As the March 12 Special Election to fill the empty seat for District 36 approaches, the odds are not with constituents of that district having a vote during the current legislative session.
When the late David Gibbs passed away in early January, that all but sealed the absence of representation during the current session.
Gov. Phil Bryant set the Special Election date for March 12, which is at the back end of the 90-day session. A victory on that date would lead to a vote in the House for seat 36, but the question remains how likely it will be that one of the six candidates for the spot will receive a majority vote on March 12.
In mid-January, Clay County voters participated in the year’s first Special Election that was set to fill the Senate seat left empty by the late Bennie Turner.
That election was a little more cut and dry because there were only two candidates. A runoff would not have been necessary.
Due to the high volume of candidates in this election, a runoff might be inevitable.
The late Gibbs’ son Karl was the first to announce his candidacy, followed by Clay County’s Eddie Longstreet, Jeannie Staten, Jimmy Davidson and Bobbie Coggins-Davis.
Roderick Van Daniel is the lone candidate that is out of Clay County. He is from Aberdeen.
If the likelihood of a runoff becomes reality on March 12, voters must return to the polls on April 2 to make the final decision on who will fill the seat.
This would put the final election past the 90-day legislative session, meaning whatever bills are voted on, District 36 will not get to vote yay or nay if that scenario comes true.
This current session at the capitol has been much of what it was billed to be prior to the new year. It has been hot with controversy, namely over education policy.
Pertinent to District 36, a bill has been introduced which calls for the consolidation of Clay County School District and West Point School District.
House Representatives Tyrone Ellis and Gary Chism, who both represent portions of Clay County, have been at the capitol the entire session.
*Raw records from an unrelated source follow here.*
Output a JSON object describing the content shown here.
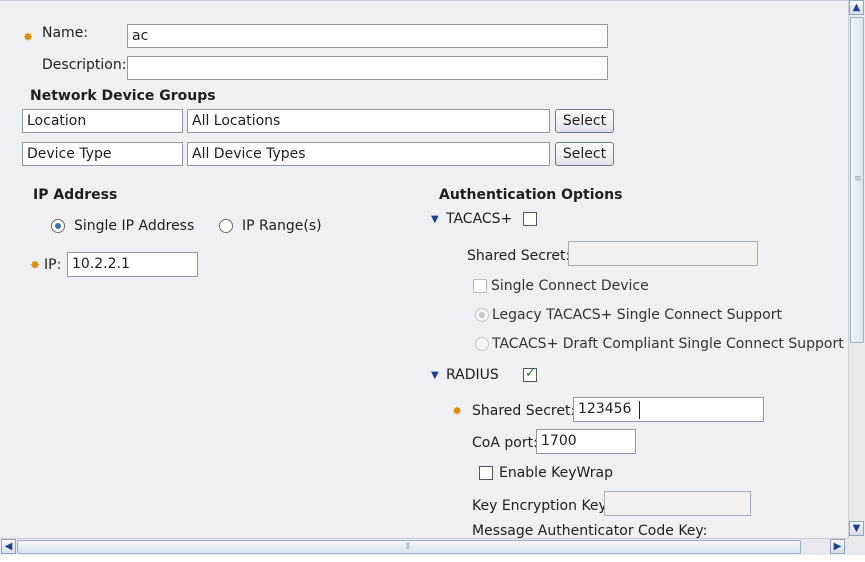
{
  "form": {
    "name_label": "Name:",
    "name_value": "ac",
    "description_label": "Description:",
    "description_value": "",
    "required_icon": "gear-star-icon"
  },
  "ndg": {
    "title": "Network Device Groups",
    "select_label": "Select",
    "rows": [
      {
        "name": "Location",
        "value": "All Locations"
      },
      {
        "name": "Device Type",
        "value": "All Device Types"
      }
    ]
  },
  "ip": {
    "title": "IP Address",
    "single_label": "Single IP Address",
    "range_label": "IP Range(s)",
    "selected": "single",
    "ip_label": "IP:",
    "ip_value": "10.2.2.1"
  },
  "auth": {
    "title": "Authentication Options",
    "tacacs": {
      "label": "TACACS+",
      "checked": false,
      "shared_secret_label": "Shared Secret:",
      "single_connect_label": "Single Connect Device",
      "legacy_label": "Legacy TACACS+ Single Connect Support",
      "draft_label": "TACACS+ Draft Compliant Single Connect Support"
    },
    "radius": {
      "label": "RADIUS",
      "checked": true,
      "shared_secret_label": "Shared Secret:",
      "shared_secret_value": "123456",
      "coa_label": "CoA port:",
      "coa_value": "1700",
      "keywrap_label": "Enable KeyWrap",
      "kek_label": "Key Encryption Key:",
      "mack_label": "Message Authenticator Code Key:"
    }
  },
  "scroll": {
    "up_icon": "chevron-up-icon",
    "down_icon": "chevron-down-icon",
    "left_icon": "chevron-left-icon",
    "right_icon": "chevron-right-icon"
  },
  "colors": {
    "panel_bg": "#eef0f4",
    "required": "#e08a00",
    "accent": "#1c3f94"
  }
}
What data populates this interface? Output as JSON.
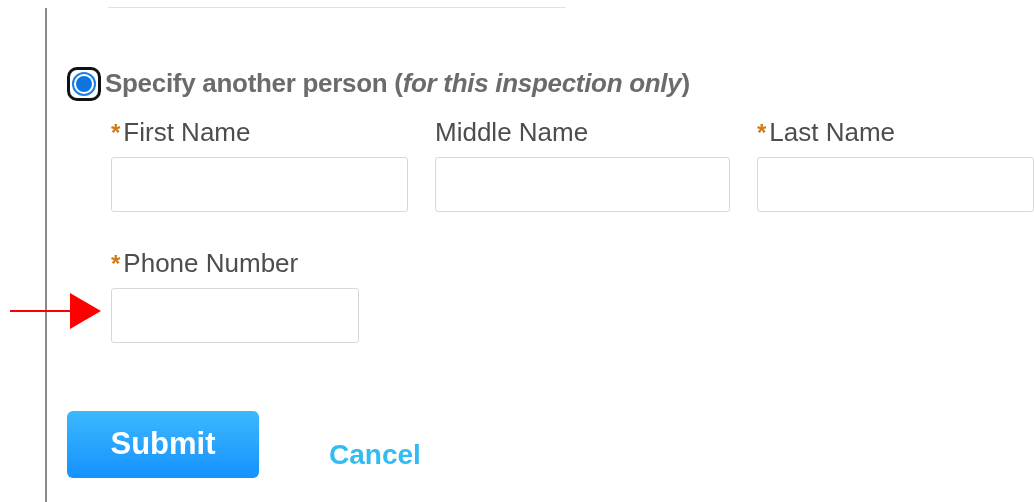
{
  "contact_option": {
    "label": "Specify another person (*for this inspection only*)",
    "selected": true
  },
  "fields": [
    {
      "label": "First Name",
      "required_mark": "*"
    },
    {
      "label": "Middle Name"
    },
    {
      "label": "Last Name",
      "required_mark": "*"
    },
    {
      "label": "Phone Number",
      "required_mark": "*"
    }
  ],
  "buttons": [
    {
      "label": "Submit",
      "kind": "primary"
    },
    {
      "label": "Cancel",
      "kind": "link"
    }
  ]
}
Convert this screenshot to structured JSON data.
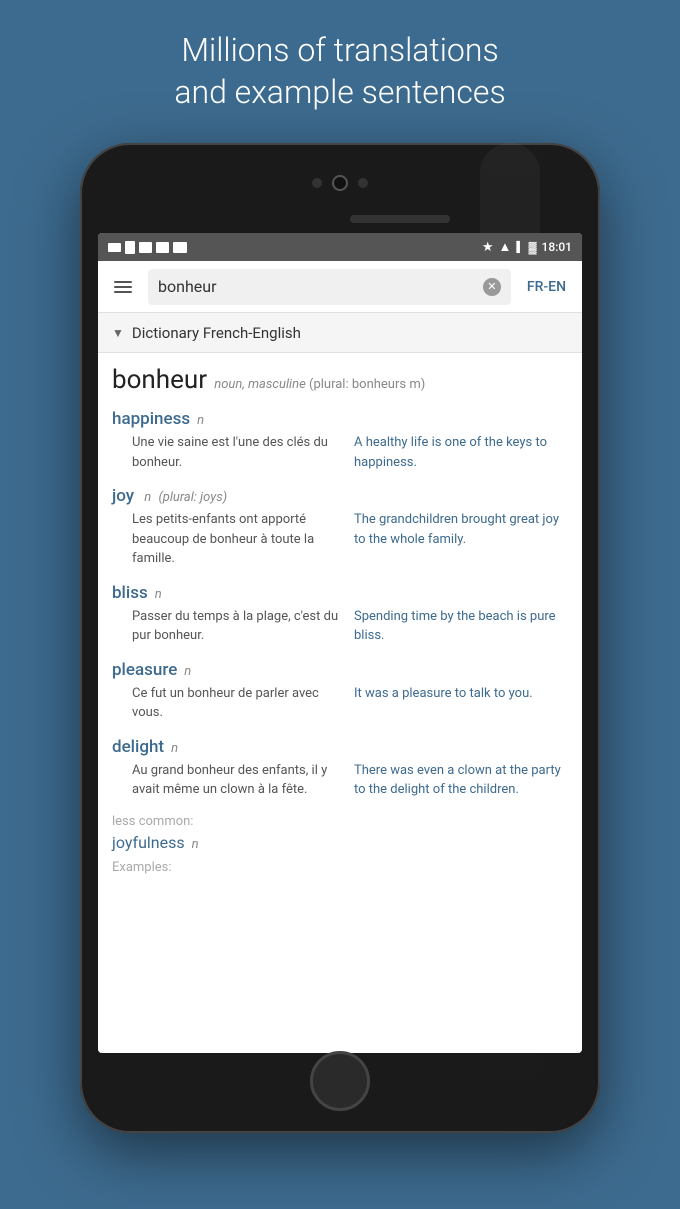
{
  "hero": {
    "line1": "Millions of translations",
    "line2": "and example sentences"
  },
  "status_bar": {
    "time": "18:01"
  },
  "search": {
    "query": "bonheur",
    "lang": "FR-EN",
    "clear_symbol": "✕"
  },
  "dictionary": {
    "header": "Dictionary French-English",
    "word": "bonheur",
    "pos": "noun, masculine",
    "plural_label": "plural:",
    "plural": "bonheurs",
    "plural_gender": "m",
    "entries": [
      {
        "id": "happiness",
        "word": "happiness",
        "pos": "n",
        "plural_info": "",
        "fr": "Une vie saine est l'une des clés du bonheur.",
        "en": "A healthy life is one of the keys to happiness."
      },
      {
        "id": "joy",
        "word": "joy",
        "pos": "n",
        "plural_info": "plural: joys",
        "fr": "Les petits-enfants ont apporté beaucoup de bonheur à toute la famille.",
        "en": "The grandchildren brought great joy to the whole family."
      },
      {
        "id": "bliss",
        "word": "bliss",
        "pos": "n",
        "plural_info": "",
        "fr": "Passer du temps à la plage, c'est du pur bonheur.",
        "en": "Spending time by the beach is pure bliss."
      },
      {
        "id": "pleasure",
        "word": "pleasure",
        "pos": "n",
        "plural_info": "",
        "fr": "Ce fut un bonheur de parler avec vous.",
        "en": "It was a pleasure to talk to you."
      },
      {
        "id": "delight",
        "word": "delight",
        "pos": "n",
        "plural_info": "",
        "fr": "Au grand bonheur des enfants, il y avait même un clown à la fête.",
        "en": "There was even a clown at the party to the delight of the children."
      }
    ],
    "less_common_label": "less common:",
    "less_common_word": "joyfulness",
    "less_common_pos": "n",
    "examples_label": "Examples:"
  }
}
Though divided on other educational policies like charter schools and school choice, the two Representatives seem to be in favor of the consolidation bill.